LAPD will clear homeless camps in fire danger zones as Santa Ana winds hit

Skirball fire
Firefighters work a hot spot next to a charred vineyard caused by the Skirball fire in Bel-Air in Dec. 2017. The fire started by an illegal cooking fire in a homeless camp.
(Genaro Molina/Los Angeles Times)

With Santa Ana winds bringing red-flag fire danger to Southern California, the Los Angeles Police Department plans to remove some homeless people from camps in high-risk areas.

LAPD spokesman Josh Rubenstein said the removals will take place Wednesday night and Thursday. Officials did not release specific locations.

The city earlier this year passed an ordinance that makes it easier to clear homeless camps during fire danger periods.


The National Weather Service has issued red-flag warnings for parts of Southern California, saying there is a “critical fire danger” Thursday and Friday.

Los Angeles is particularly vulnerable to fires that start in hard-to-reach areas and then spread. In December 2017, for example, the Skirball fire was sparked by a cooking fire at a homeless encampment in a canyon several hundred feet from Sepulveda Boulevard and the 405 Freeway, hidden from passing cars.

Geography and weather systems contribute to the strong offshore Santa Anas
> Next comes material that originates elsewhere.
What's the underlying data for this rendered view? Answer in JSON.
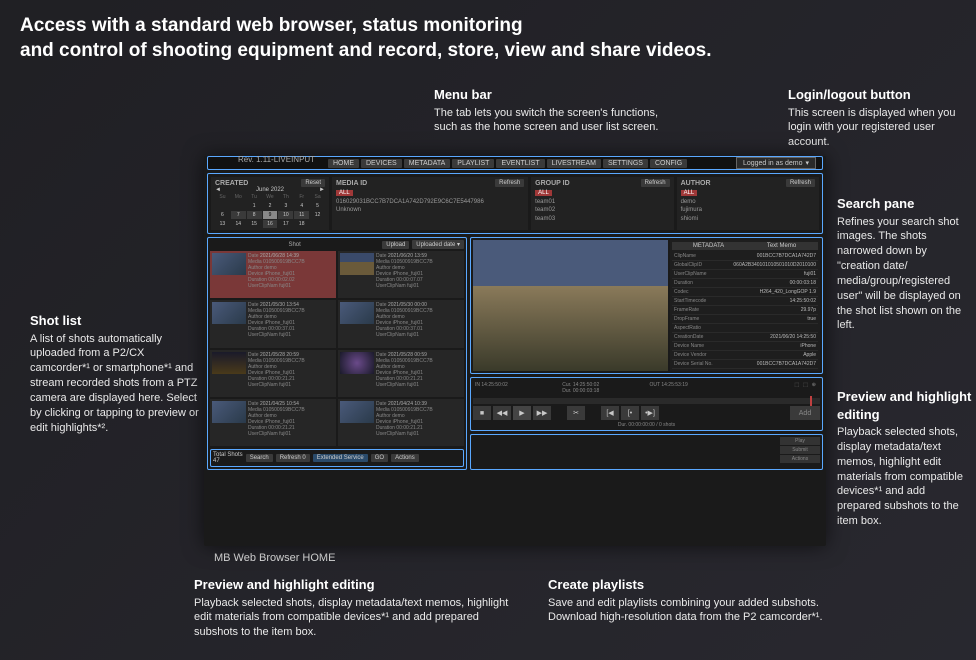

Oct. 9, 2019

The Skirball fire moved through the hills of one of L.A.’s richest ZIP Codes — in Bel-Air — and destroyed six homes. Though the blaze burned just 422 acres, it was notable because of how it started.

Months later, a Bel-Air synagogue sued the city and the County of Los Angeles, arguing that authorities had failed to clear the homeless encampment where it began. The case is ongoing.
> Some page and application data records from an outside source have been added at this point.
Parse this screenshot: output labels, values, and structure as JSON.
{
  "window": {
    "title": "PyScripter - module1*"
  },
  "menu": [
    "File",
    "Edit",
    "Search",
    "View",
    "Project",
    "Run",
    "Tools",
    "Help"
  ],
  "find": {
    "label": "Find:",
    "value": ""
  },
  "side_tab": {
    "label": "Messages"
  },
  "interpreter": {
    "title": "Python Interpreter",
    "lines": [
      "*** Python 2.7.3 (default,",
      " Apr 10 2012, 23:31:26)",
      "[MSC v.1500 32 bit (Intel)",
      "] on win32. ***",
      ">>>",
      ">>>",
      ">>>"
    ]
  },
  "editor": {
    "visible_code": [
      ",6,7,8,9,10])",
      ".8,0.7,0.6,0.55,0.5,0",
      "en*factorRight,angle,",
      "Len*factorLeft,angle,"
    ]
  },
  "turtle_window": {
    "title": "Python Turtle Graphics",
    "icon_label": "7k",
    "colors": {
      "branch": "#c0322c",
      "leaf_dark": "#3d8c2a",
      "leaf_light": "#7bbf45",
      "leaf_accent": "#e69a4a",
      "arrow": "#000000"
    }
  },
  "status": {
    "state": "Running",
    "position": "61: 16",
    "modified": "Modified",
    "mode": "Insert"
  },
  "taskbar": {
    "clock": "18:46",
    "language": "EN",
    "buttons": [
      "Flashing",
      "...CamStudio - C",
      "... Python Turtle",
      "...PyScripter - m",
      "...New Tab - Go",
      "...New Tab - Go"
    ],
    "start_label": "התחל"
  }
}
More recently, a large fire in the Sepulveda Basin displaced dozens of homeless people and required 100 firefighters and two helicopters to put it out.
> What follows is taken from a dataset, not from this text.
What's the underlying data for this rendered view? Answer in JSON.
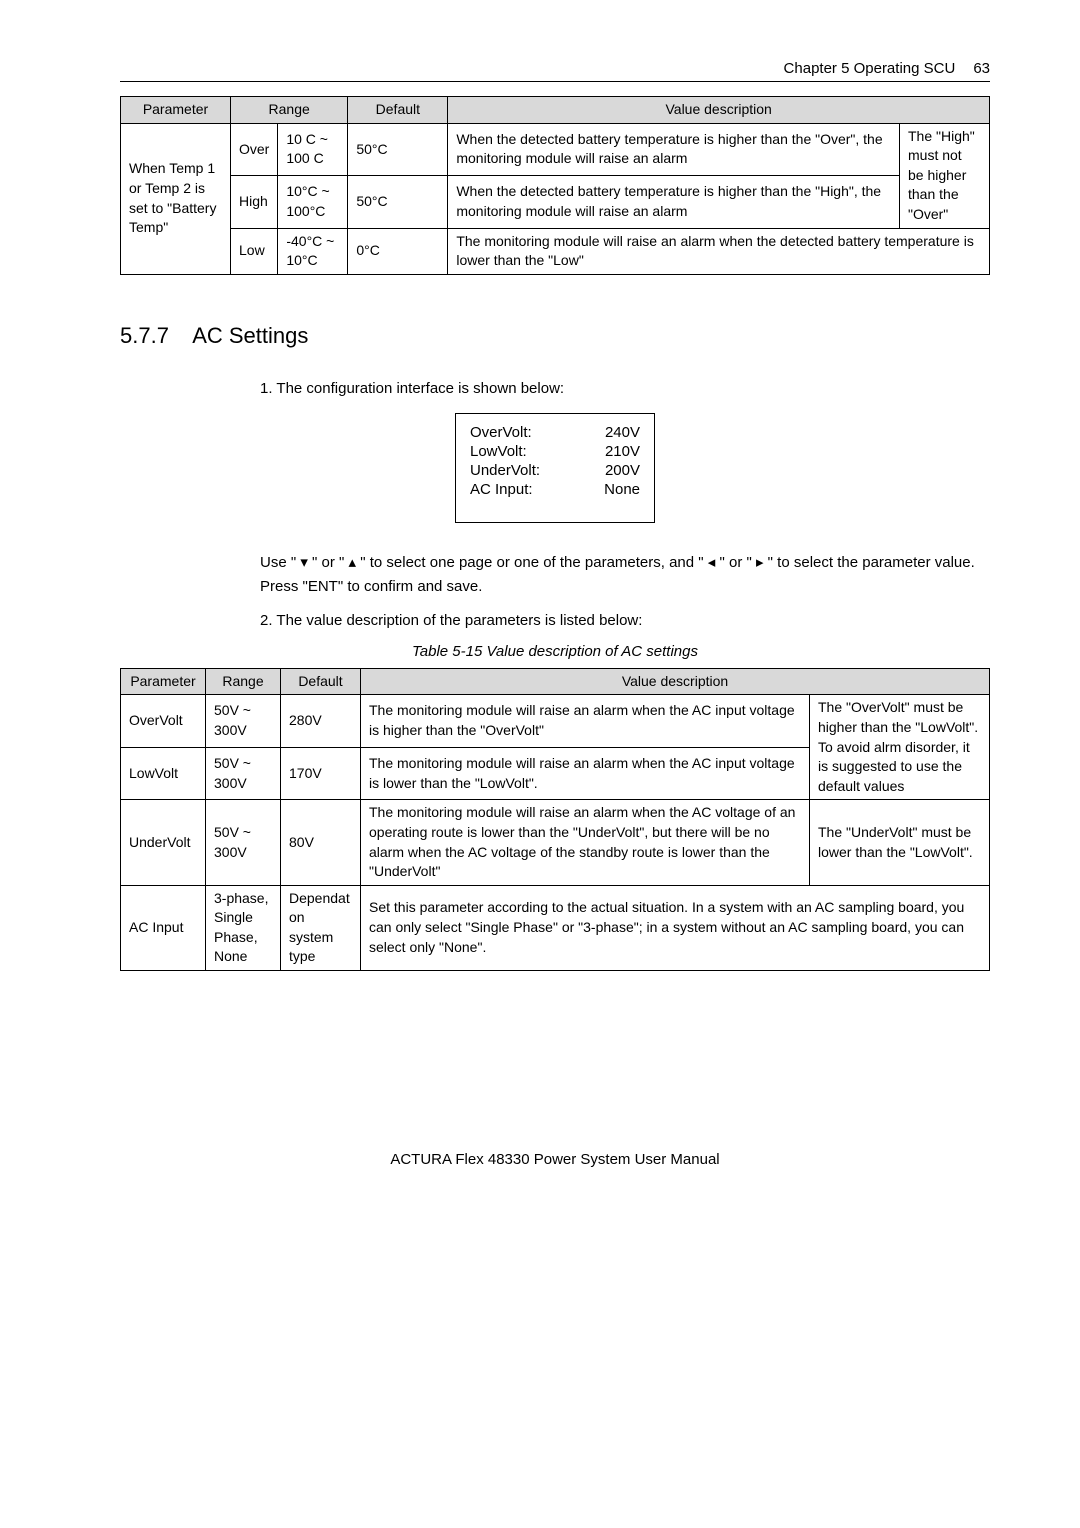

Southern California Edison said that, given the strong Santa Ana winds forecast for the area, power could be cut off to more than 173,000 customers in parts of eight Southland counties.

The outage could affect customers in Los Angeles, San Bernardino and Riverside counties, as well as areas in Ventura County and portions of Kern, Tulare, Inyo and Mono counties.